Food plays a fundamental role for our health in different ways: some food components are direct source for our metabolism, others have a regulatory role and others are used by the microbiome in our gut.
Nutrients found in food have a role in preventing or induce several pathological affections, such as cardiovascular disease, obesity, type 2 diabetes mellitus.
All living organisms require a large number of compounds to grow. Plants, which cannot move, capture preys and run from predators, are characterized by a rich chemical composition. They produce a lot of so-called “secondary metabolites”, which have mainly a defense purpose, but can be used by human. Some of the best known secondary metabolites produced by plants and used by human (not necessary for health purpose) are: cocaine, codeine, caffeine, nicotine, and polyphenols. Animals need to eat plants also for other compounds, they cannot produce by themselves, such as ascorbic acid and omega-3 and 6.
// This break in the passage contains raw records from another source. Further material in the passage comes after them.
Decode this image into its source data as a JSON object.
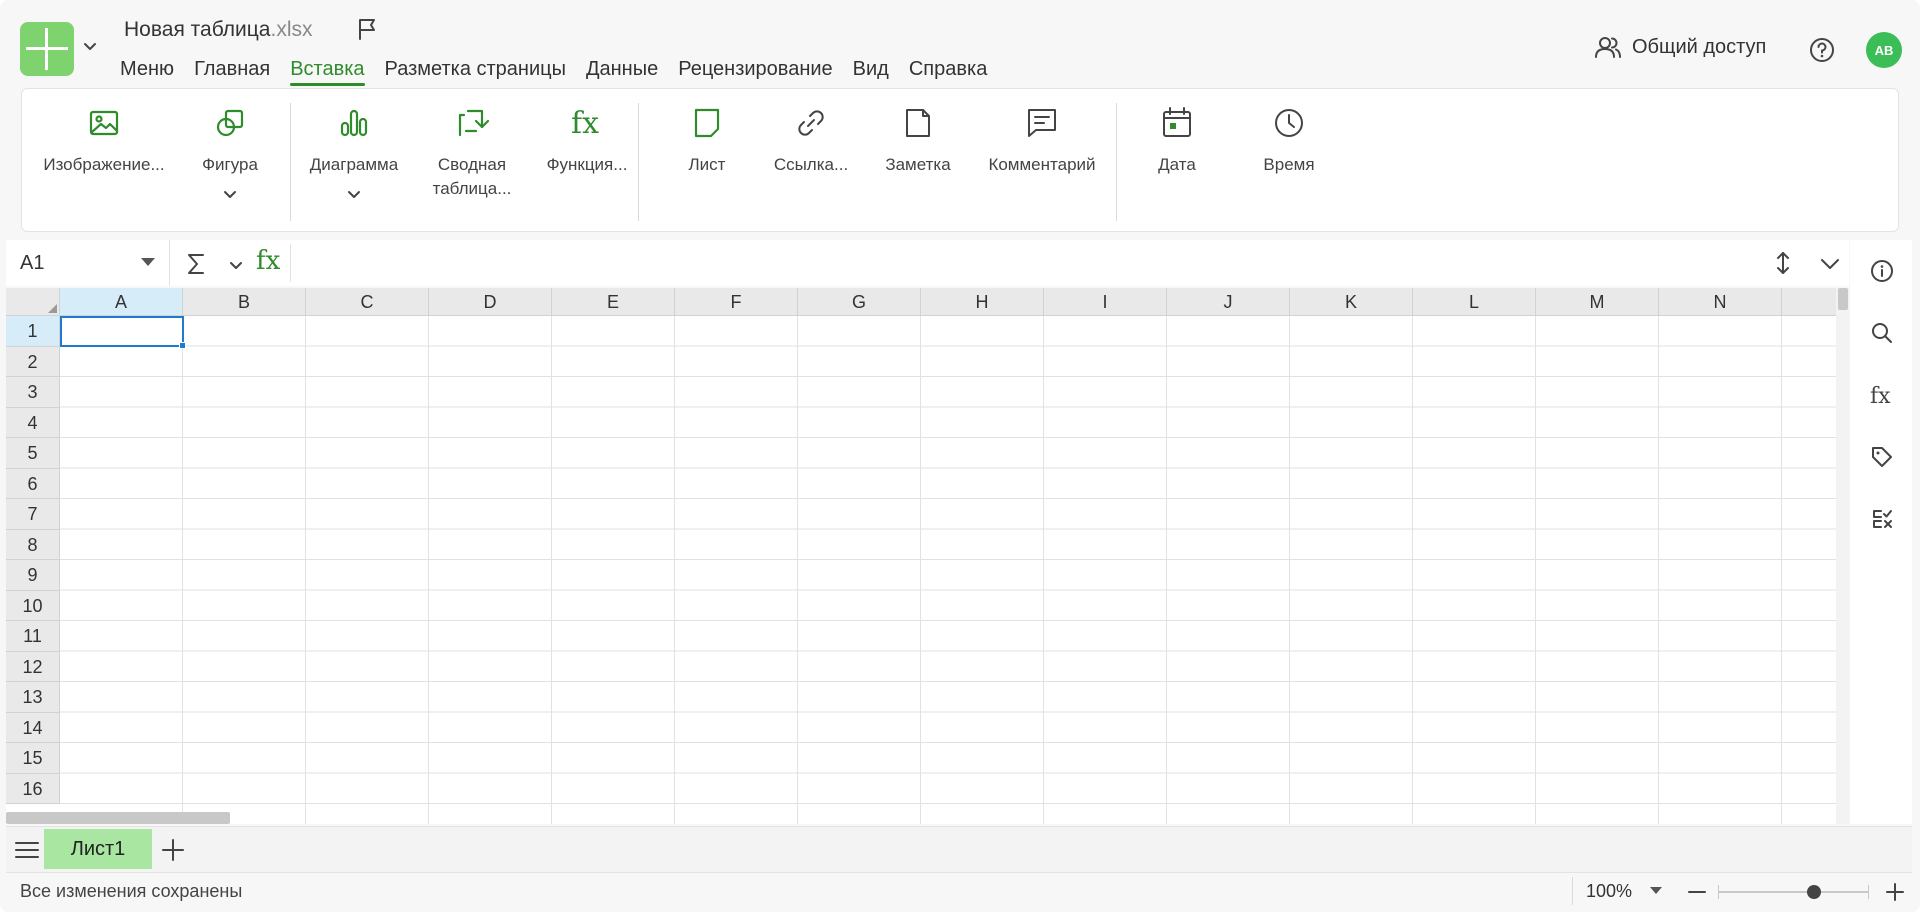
{
  "app": {
    "title_name": "Новая таблица",
    "title_ext": ".xlsx",
    "menu": [
      "Меню",
      "Главная",
      "Вставка",
      "Разметка страницы",
      "Данные",
      "Рецензирование",
      "Вид",
      "Справка"
    ],
    "active_menu": "Вставка",
    "share_label": "Общий доступ",
    "avatar_initials": "AB",
    "accent_color": "#2f8c2c",
    "logo_color": "#7ed36e"
  },
  "ribbon": {
    "image": "Изображение...",
    "shape": "Фигура",
    "chart": "Диаграмма",
    "pivot_line1": "Сводная",
    "pivot_line2": "таблица...",
    "function": "Функция...",
    "sheet": "Лист",
    "link": "Ссылка...",
    "note": "Заметка",
    "comment": "Комментарий",
    "date": "Дата",
    "time": "Время"
  },
  "formula_bar": {
    "name_box": "A1",
    "fx_label": "fx",
    "formula": ""
  },
  "grid": {
    "columns": [
      "A",
      "B",
      "C",
      "D",
      "E",
      "F",
      "G",
      "H",
      "I",
      "J",
      "K",
      "L",
      "M",
      "N"
    ],
    "rows": [
      "1",
      "2",
      "3",
      "4",
      "5",
      "6",
      "7",
      "8",
      "9",
      "10",
      "11",
      "12",
      "13",
      "14",
      "15",
      "16"
    ],
    "selected_cell": "A1"
  },
  "sheets": {
    "tabs": [
      "Лист1"
    ],
    "active": "Лист1"
  },
  "status": {
    "message": "Все изменения сохранены",
    "zoom": "100%",
    "zoom_level_percent": 100
  }
}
A typical new year’s resolution is to start a diet. What people usually do is to open their browser and google a diet. Usually people look for a miraculous diet, like “loose 10 kg in 1 months”, or “this is the diet which help [insert famous person’s name] to loose 25 kg”. The truth is that all these diets are based on the same principle: cut the calories you ingest. The principle per se is not wrong, you loose weight if you eat fewer calories than you burn.
The big problem is HOW these diets make you cut the calories. Most of them make you cut completely carbs, or prevent you from eating fats.
In the short run, they work. You do loose weight. But, 1) not in a healthy way, 2) you probably will regain all the weight you lost, and maybe more.
In 2016 Thaiss and collaboratots published on Nature a paper in which they studied the microbiome of obese people before and after a diet. They found that there is a particular intestinal microbiome signature that contributes to weight regain after a diet. Researchers suggest that a microbiome-targeting approach could help obese with their disorder.
If you plan to start a diet, please, don’t do it by your own, but seek help from a professional figure. The guideline is to introduce less calories, but eat a variety of food and plenty of vegetables and fruit.
And of you want to look for information online, please visit reliable websites, like the ones of World Health Organization or the British Nutrition Foundation.
Barabàsi et al., “The unmapped chemical complexity of our diet”, (2020), https://doi.org/10.1038/s43016-019-0005-1
Thaisse et al., “Persistent microbiome alterations modulate the rate of post-dieting weight regain”, (2016), https://doi.org/10.1038/nature20796
A healthy diet accordingly to WHO: https://www.who.int/behealthy/healthy-diet and the British Nutrition Foundation: https://bit.ly/35O6act